Throughout the records below, find the lines with the string "Série" and give how many there are, nothing else.

Dataset rows describing interfaces:
——

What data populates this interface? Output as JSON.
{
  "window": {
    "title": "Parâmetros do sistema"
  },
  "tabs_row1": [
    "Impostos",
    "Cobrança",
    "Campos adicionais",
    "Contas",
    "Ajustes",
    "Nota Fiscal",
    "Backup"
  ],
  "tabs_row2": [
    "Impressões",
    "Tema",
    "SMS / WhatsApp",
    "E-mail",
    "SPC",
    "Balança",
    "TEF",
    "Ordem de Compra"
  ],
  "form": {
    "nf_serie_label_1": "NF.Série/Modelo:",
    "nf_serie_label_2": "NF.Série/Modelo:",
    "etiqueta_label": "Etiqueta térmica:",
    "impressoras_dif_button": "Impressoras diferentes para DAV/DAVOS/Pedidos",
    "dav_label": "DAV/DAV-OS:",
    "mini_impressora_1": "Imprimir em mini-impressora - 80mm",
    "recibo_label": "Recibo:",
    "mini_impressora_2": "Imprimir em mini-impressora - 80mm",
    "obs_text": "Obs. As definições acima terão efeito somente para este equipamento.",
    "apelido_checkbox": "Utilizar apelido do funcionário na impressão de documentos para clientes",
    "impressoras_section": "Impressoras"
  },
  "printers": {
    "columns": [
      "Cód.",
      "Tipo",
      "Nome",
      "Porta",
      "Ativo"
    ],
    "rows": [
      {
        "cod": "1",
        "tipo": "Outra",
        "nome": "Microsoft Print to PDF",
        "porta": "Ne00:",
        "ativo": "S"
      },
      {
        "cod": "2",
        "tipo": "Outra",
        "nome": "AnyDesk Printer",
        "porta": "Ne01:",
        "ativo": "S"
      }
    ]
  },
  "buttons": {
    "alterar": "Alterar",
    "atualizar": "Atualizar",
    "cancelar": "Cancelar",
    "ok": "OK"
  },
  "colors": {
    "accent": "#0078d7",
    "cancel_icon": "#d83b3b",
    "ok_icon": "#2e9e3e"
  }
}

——

(RESULT FOR THIS EXERCISE):
2